Tournament favourites Brazil refused to succumb to the malaise that has swept Russia this summer, afflicting the 2018 World Cup’s other perceived big-hitters, as Germany, Spain and Argentina all crashed out early.
Despite Mexico setting the early tempo in this last-16 encounter in Samara, the Seleção ultimately strolled to a relatively routine 2-0 victory, booking their place in the quarter-finals thanks to goals from Neymar and Roberto Firmino.
For all the talk of an underdog triumph, and perhaps even a first-time winner, at this World Cup, Brazil, who have claimed football’s grandest prize more times than any other nation, once again look the team to beat.
For Mexico, their quest to end the curse of El Quinto Partido – “The Fifth Game” – comes up short at the first knockout round for the seventh World Cup in a row.
Here are the five things we learned from Brazil’s procession to the last eight.
Mexico’s lightning counters a threat
Juan Carlos Osorio’s side were at their dynamic and dissecting best in the opening exchanges, counter-attacking down the flanks with trademark vibrancy and unpredictability.
With Brazil missing both first-choice full-backs – Dani Alves was ruled out pre-tournament and Marcelo picked up a knock in their final group game – El Tri clearly identified the wide areas as a weakness in their opponents’ rearguard.
With Hirving Lozano – one of this World Cup’s breakout stars and a reported Barcelona transfer target – on the right and one-time Arsenal youngster Carlos Vela on the right, Mexico posed a genuine threat in the first half, sucking Brazil in and bravely leaving three attackers advanced at all times to burst forward menacingly.
…But one that faded quickly
However, Osorio’s men faded, and fast. By the time the referee blew for half-time, El Tri were already looking laboured; when the play resumed for the second period, they had been sapped of the verve and urgency that made them such a proposition early on.

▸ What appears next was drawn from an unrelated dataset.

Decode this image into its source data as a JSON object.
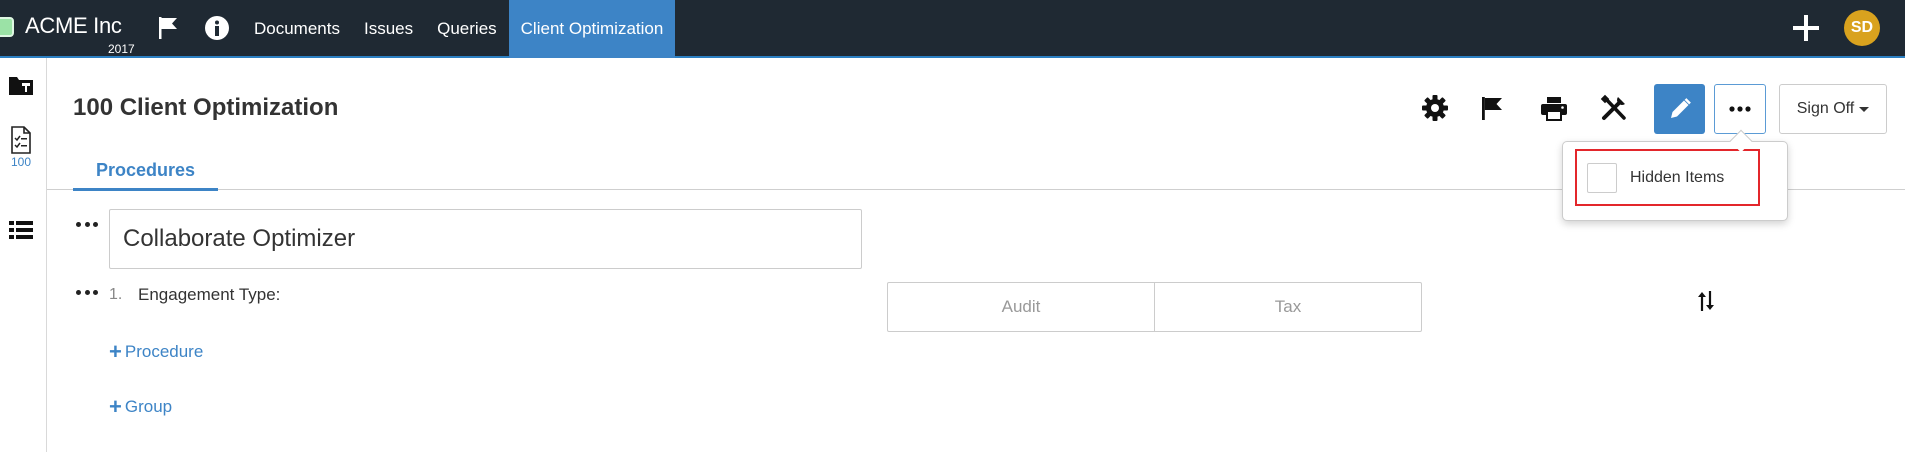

A combination of weary legs – drained by the intensity of their pressing and box-to-box running – and poor decision making in the final third – too often promising attacks broke down when a low-percentage shot was selected over a simple pass to a better-positioned team-mate – Mexico allowed Brazil to grow into the game and take command.
Throughout a journeyman club career, Mexico goalkeeper Guillermo Ochoa has managed to break the 40-league-appearances barrier for just one European club – humble French side Ajaccio – with his impact at the highest level minimal.
But the curly haired shot-stopper has a remarkable knack for saving his best for the biggest stage. Ochoa was outstanding for Mexico at the 2014 World Cup and has again played beyond the level of his club performances in Russia.
Against Brazil, Ochoa made a slew of saves, some of which of the highest order, denying Neymar (four times), Willian (twice), Firmino and Gabriel Jesus.
The 32-year-old Standard Liege keeper appears to enjoy the limelight.
The world’s most expensive footballer hasn’t had thing all this own way so far in Russia. Derided for his, shall we say, over-elaborate reactions to being fouled and ridiculed for his hairstyle choices, the Brazilian had been struggling to silence his critics on the field in his customary fashion.
At times at Russia 2018, it as appeared as though Neymar was trying too hard to make this World Cup his own, falling into the trap of attempting to manifest his own destiny that saw Ronaldinho slump so disappointing in 2006.
However, against Mexico, particularly in the second half, Neymar found his rhythm – a frightening thought for potential opponents that remain.
The Paris Saint-Germain superstar opened the scoring in sumptuous style, sauntering in from the left, back-heeling to Willian, before continuing his forward progress to tap home from close range.
A fine individual performance, comprised of a goal, two take-ons, five chances created and four shots on target, was rounded off in the 88th minute when he broke through on goal and drew a save from Ochoa which rolled into Firmino’s path for the game-clinching strike.
Willian steals the show
Much of the post-match praise will be reserved for Neymar – the Brazil No.10 courts the spotlight and deserves recognition for a fine display here – but it was Chelsea winger Willian who played the biggest part in driving the Seleção into the quarter-finals.
It was the 29-year-old’s driving run into the penalty area which presented Neymar with a simple finish in the 51st minute, and he was constantly carrying the fight to Mexico, motoring forward in possession and hunting the ball when Brazil didn’t have it.
There had been calls before this game for Juventus‘ Douglas Costa to replace Willian, with the former Bayern Munich star shining in the cameo appearances he has made thus far in Russia. But Willian showed his worth to manager Tite against Mexico, completing more attacking-third passes (17), take-ons (seven) and crosses (two) than anyone on the pitch.